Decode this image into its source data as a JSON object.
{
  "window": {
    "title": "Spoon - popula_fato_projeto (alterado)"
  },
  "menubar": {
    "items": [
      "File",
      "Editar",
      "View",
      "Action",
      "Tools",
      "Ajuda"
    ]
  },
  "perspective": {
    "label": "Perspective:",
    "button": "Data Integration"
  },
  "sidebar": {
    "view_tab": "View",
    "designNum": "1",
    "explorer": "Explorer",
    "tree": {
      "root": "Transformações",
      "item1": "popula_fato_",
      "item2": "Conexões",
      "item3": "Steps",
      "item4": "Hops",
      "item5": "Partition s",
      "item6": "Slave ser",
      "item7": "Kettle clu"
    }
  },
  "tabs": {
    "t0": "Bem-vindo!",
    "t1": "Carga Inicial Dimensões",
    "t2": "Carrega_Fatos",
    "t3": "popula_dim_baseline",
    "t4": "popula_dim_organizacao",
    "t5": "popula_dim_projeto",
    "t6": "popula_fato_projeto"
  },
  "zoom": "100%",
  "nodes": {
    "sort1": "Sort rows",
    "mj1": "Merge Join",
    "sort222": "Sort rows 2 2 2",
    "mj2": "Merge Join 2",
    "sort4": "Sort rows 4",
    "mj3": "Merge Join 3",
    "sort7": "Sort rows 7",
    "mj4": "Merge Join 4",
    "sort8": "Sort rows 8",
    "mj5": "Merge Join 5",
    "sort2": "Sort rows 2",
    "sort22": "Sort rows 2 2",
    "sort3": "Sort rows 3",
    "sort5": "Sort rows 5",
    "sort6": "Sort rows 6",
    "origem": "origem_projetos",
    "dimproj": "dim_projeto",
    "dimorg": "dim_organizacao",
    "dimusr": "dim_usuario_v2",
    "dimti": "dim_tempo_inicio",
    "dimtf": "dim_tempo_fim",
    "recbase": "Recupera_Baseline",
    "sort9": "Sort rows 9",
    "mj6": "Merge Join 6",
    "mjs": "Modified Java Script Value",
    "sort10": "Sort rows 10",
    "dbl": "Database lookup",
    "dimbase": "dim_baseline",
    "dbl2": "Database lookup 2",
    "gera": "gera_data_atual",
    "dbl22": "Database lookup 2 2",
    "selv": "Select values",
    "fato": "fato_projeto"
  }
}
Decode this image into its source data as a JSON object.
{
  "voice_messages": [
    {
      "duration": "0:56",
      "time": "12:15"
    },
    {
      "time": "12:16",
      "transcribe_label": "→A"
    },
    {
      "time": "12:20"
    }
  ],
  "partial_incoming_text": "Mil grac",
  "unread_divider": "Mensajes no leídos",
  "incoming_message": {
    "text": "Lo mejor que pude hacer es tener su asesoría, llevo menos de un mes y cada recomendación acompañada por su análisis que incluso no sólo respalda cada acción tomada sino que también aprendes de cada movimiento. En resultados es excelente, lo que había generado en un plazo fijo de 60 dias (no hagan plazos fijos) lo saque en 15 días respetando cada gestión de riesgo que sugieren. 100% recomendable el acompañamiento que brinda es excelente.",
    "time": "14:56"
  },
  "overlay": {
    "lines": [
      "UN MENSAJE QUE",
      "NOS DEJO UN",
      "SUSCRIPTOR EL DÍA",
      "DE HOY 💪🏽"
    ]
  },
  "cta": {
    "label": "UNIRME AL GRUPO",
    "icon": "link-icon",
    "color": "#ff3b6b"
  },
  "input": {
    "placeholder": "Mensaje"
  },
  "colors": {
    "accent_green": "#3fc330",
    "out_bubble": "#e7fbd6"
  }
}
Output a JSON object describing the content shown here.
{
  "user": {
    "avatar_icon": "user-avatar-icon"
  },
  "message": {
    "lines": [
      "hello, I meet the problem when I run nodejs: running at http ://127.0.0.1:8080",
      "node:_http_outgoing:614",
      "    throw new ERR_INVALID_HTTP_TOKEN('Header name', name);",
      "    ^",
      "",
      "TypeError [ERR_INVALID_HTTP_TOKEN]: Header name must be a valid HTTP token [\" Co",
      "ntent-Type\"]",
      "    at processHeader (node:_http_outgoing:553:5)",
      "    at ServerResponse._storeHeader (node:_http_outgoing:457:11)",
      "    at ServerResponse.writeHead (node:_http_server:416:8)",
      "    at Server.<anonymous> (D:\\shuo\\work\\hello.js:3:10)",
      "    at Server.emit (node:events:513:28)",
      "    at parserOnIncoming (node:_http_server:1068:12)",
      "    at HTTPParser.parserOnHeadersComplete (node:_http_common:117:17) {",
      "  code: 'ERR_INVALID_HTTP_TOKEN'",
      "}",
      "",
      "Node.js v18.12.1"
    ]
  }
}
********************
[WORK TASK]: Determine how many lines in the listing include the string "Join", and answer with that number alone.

[YOUR RESPONSE]: 6